EXERCISE DETAILS: Restate every line of the material that follows, word for word.

RECORDS PROVIDED:
►

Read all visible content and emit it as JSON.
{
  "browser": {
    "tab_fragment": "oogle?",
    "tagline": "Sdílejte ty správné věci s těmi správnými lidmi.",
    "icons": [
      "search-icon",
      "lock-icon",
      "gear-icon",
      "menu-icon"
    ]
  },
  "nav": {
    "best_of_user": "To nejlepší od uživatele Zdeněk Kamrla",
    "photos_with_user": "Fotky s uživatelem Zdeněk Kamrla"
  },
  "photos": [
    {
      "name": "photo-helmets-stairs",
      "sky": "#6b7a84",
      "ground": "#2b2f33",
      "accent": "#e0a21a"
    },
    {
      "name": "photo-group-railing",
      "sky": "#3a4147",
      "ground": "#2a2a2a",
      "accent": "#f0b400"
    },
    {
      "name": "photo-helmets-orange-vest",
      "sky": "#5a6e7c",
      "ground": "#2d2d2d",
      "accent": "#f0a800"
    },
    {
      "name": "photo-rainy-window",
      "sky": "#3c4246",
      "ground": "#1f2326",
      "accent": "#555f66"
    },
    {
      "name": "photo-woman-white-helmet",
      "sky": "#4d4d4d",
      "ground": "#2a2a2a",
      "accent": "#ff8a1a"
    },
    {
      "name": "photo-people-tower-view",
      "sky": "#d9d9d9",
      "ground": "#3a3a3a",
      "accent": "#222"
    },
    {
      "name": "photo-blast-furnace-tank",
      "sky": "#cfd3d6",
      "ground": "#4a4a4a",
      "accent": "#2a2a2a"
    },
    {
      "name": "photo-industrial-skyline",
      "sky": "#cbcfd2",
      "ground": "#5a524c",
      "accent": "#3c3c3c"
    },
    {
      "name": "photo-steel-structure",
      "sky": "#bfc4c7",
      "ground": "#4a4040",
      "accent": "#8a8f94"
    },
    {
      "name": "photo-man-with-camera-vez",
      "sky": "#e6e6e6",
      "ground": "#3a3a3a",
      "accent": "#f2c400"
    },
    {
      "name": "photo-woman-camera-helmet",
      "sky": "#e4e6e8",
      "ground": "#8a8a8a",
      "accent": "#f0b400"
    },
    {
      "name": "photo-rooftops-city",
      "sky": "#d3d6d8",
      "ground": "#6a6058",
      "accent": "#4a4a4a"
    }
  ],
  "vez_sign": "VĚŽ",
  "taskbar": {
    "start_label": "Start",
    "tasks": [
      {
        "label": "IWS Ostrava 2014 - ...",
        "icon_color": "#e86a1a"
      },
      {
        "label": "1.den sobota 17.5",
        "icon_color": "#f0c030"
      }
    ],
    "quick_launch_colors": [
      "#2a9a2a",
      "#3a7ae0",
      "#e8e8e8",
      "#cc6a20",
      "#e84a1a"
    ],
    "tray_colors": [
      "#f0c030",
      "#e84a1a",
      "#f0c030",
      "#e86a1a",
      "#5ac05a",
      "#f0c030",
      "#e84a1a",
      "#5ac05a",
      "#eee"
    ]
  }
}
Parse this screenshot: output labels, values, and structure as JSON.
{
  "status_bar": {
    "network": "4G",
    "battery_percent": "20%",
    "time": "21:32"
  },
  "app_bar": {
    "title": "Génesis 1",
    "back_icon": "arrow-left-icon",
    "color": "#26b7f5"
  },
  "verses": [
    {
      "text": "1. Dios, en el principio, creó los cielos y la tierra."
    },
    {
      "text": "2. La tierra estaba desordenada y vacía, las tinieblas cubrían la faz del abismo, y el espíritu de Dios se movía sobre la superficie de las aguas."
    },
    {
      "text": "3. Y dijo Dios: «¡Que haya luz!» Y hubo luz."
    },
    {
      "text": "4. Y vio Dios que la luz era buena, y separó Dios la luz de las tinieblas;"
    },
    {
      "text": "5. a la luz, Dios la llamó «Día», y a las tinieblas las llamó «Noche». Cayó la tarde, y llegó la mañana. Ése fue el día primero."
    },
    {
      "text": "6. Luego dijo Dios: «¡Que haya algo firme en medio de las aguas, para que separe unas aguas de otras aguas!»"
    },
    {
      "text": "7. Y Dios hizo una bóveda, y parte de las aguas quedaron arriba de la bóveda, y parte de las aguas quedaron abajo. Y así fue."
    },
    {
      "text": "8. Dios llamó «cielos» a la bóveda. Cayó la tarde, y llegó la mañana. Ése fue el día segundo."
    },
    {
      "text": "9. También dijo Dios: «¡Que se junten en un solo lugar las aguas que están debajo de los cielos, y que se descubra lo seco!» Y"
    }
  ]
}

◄

OUTPUT OF THE TASK:
Read all visible content and emit it as JSON.
{
  "browser": {
    "tab_fragment": "oogle?",
    "tagline": "Sdílejte ty správné věci s těmi správnými lidmi.",
    "icons": [
      "search-icon",
      "lock-icon",
      "gear-icon",
      "menu-icon"
    ]
  },
  "nav": {
    "best_of_user": "To nejlepší od uživatele Zdeněk Kamrla",
    "photos_with_user": "Fotky s uživatelem Zdeněk Kamrla"
  },
  "photos": [
    {
      "name": "photo-helmets-stairs",
      "sky": "#6b7a84",
      "ground": "#2b2f33",
      "accent": "#e0a21a"
    },
    {
      "name": "photo-group-railing",
      "sky": "#3a4147",
      "ground": "#2a2a2a",
      "accent": "#f0b400"
    },
    {
      "name": "photo-helmets-orange-vest",
      "sky": "#5a6e7c",
      "ground": "#2d2d2d",
      "accent": "#f0a800"
    },
    {
      "name": "photo-rainy-window",
      "sky": "#3c4246",
      "ground": "#1f2326",
      "accent": "#555f66"
    },
    {
      "name": "photo-woman-white-helmet",
      "sky": "#4d4d4d",
      "ground": "#2a2a2a",
      "accent": "#ff8a1a"
    },
    {
      "name": "photo-people-tower-view",
      "sky": "#d9d9d9",
      "ground": "#3a3a3a",
      "accent": "#222"
    },
    {
      "name": "photo-blast-furnace-tank",
      "sky": "#cfd3d6",
      "ground": "#4a4a4a",
      "accent": "#2a2a2a"
    },
    {
      "name": "photo-industrial-skyline",
      "sky": "#cbcfd2",
      "ground": "#5a524c",
      "accent": "#3c3c3c"
    },
    {
      "name": "photo-steel-structure",
      "sky": "#bfc4c7",
      "ground": "#4a4040",
      "accent": "#8a8f94"
    },
    {
      "name": "photo-man-with-camera-vez",
      "sky": "#e6e6e6",
      "ground": "#3a3a3a",
      "accent": "#f2c400"
    },
    {
      "name": "photo-woman-camera-helmet",
      "sky": "#e4e6e8",
      "ground": "#8a8a8a",
      "accent": "#f0b400"
    },
    {
      "name": "photo-rooftops-city",
      "sky": "#d3d6d8",
      "ground": "#6a6058",
      "accent": "#4a4a4a"
    }
  ],
  "vez_sign": "VĚŽ",
  "taskbar": {
    "start_label": "Start",
    "tasks": [
      {
        "label": "IWS Ostrava 2014 - ...",
        "icon_color": "#e86a1a"
      },
      {
        "label": "1.den sobota 17.5",
        "icon_color": "#f0c030"
      }
    ],
    "quick_launch_colors": [
      "#2a9a2a",
      "#3a7ae0",
      "#e8e8e8",
      "#cc6a20",
      "#e84a1a"
    ],
    "tray_colors": [
      "#f0c030",
      "#e84a1a",
      "#f0c030",
      "#e86a1a",
      "#5ac05a",
      "#f0c030",
      "#e84a1a",
      "#5ac05a",
      "#eee"
    ]
  }
}
Parse this screenshot: output labels, values, and structure as JSON.
{
  "status_bar": {
    "network": "4G",
    "battery_percent": "20%",
    "time": "21:32"
  },
  "app_bar": {
    "title": "Génesis 1",
    "back_icon": "arrow-left-icon",
    "color": "#26b7f5"
  },
  "verses": [
    {
      "text": "1. Dios, en el principio, creó los cielos y la tierra."
    },
    {
      "text": "2. La tierra estaba desordenada y vacía, las tinieblas cubrían la faz del abismo, y el espíritu de Dios se movía sobre la superficie de las aguas."
    },
    {
      "text": "3. Y dijo Dios: «¡Que haya luz!» Y hubo luz."
    },
    {
      "text": "4. Y vio Dios que la luz era buena, y separó Dios la luz de las tinieblas;"
    },
    {
      "text": "5. a la luz, Dios la llamó «Día», y a las tinieblas las llamó «Noche». Cayó la tarde, y llegó la mañana. Ése fue el día primero."
    },
    {
      "text": "6. Luego dijo Dios: «¡Que haya algo firme en medio de las aguas, para que separe unas aguas de otras aguas!»"
    },
    {
      "text": "7. Y Dios hizo una bóveda, y parte de las aguas quedaron arriba de la bóveda, y parte de las aguas quedaron abajo. Y así fue."
    },
    {
      "text": "8. Dios llamó «cielos» a la bóveda. Cayó la tarde, y llegó la mañana. Ése fue el día segundo."
    },
    {
      "text": "9. También dijo Dios: «¡Que se junten en un solo lugar las aguas que están debajo de los cielos, y que se descubra lo seco!» Y"
    }
  ]
}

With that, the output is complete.